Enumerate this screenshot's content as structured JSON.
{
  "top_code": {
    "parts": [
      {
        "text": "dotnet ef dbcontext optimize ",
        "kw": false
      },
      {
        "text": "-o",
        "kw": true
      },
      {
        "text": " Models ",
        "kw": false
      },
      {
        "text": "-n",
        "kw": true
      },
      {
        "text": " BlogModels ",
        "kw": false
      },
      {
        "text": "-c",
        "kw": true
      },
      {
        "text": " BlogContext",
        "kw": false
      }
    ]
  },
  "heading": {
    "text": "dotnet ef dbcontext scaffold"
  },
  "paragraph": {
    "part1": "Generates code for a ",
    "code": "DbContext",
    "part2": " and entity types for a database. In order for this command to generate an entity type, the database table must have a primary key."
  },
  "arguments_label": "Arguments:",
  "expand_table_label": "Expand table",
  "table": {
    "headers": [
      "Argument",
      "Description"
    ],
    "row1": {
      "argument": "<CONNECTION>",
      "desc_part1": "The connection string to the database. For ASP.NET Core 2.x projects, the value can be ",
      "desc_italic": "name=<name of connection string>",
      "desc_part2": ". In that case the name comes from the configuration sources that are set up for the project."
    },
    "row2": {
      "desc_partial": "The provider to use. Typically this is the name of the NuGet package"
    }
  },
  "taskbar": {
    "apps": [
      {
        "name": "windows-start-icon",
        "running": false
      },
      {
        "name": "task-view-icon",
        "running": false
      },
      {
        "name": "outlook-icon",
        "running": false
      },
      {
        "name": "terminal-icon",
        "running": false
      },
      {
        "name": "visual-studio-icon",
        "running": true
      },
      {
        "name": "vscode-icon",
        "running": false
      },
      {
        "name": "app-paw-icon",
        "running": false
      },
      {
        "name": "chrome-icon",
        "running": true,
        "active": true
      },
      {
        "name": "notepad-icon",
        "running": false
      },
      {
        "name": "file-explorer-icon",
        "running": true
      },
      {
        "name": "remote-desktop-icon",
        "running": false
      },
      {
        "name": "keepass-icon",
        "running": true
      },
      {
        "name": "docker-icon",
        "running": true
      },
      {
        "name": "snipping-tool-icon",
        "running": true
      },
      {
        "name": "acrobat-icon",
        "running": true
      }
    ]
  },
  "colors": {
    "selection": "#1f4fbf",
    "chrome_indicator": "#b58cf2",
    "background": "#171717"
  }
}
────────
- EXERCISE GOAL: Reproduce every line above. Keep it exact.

- EXERCISE ANSWER:
Enumerate this screenshot's content as structured JSON.
{
  "top_code": {
    "parts": [
      {
        "text": "dotnet ef dbcontext optimize ",
        "kw": false
      },
      {
        "text": "-o",
        "kw": true
      },
      {
        "text": " Models ",
        "kw": false
      },
      {
        "text": "-n",
        "kw": true
      },
      {
        "text": " BlogModels ",
        "kw": false
      },
      {
        "text": "-c",
        "kw": true
      },
      {
        "text": " BlogContext",
        "kw": false
      }
    ]
  },
  "heading": {
    "text": "dotnet ef dbcontext scaffold"
  },
  "paragraph": {
    "part1": "Generates code for a ",
    "code": "DbContext",
    "part2": " and entity types for a database. In order for this command to generate an entity type, the database table must have a primary key."
  },
  "arguments_label": "Arguments:",
  "expand_table_label": "Expand table",
  "table": {
    "headers": [
      "Argument",
      "Description"
    ],
    "row1": {
      "argument": "<CONNECTION>",
      "desc_part1": "The connection string to the database. For ASP.NET Core 2.x projects, the value can be ",
      "desc_italic": "name=<name of connection string>",
      "desc_part2": ". In that case the name comes from the configuration sources that are set up for the project."
    },
    "row2": {
      "desc_partial": "The provider to use. Typically this is the name of the NuGet package"
    }
  },
  "taskbar": {
    "apps": [
      {
        "name": "windows-start-icon",
        "running": false
      },
      {
        "name": "task-view-icon",
        "running": false
      },
      {
        "name": "outlook-icon",
        "running": false
      },
      {
        "name": "terminal-icon",
        "running": false
      },
      {
        "name": "visual-studio-icon",
        "running": true
      },
      {
        "name": "vscode-icon",
        "running": false
      },
      {
        "name": "app-paw-icon",
        "running": false
      },
      {
        "name": "chrome-icon",
        "running": true,
        "active": true
      },
      {
        "name": "notepad-icon",
        "running": false
      },
      {
        "name": "file-explorer-icon",
        "running": true
      },
      {
        "name": "remote-desktop-icon",
        "running": false
      },
      {
        "name": "keepass-icon",
        "running": true
      },
      {
        "name": "docker-icon",
        "running": true
      },
      {
        "name": "snipping-tool-icon",
        "running": true
      },
      {
        "name": "acrobat-icon",
        "running": true
      }
    ]
  },
  "colors": {
    "selection": "#1f4fbf",
    "chrome_indicator": "#b58cf2",
    "background": "#171717"
  }
}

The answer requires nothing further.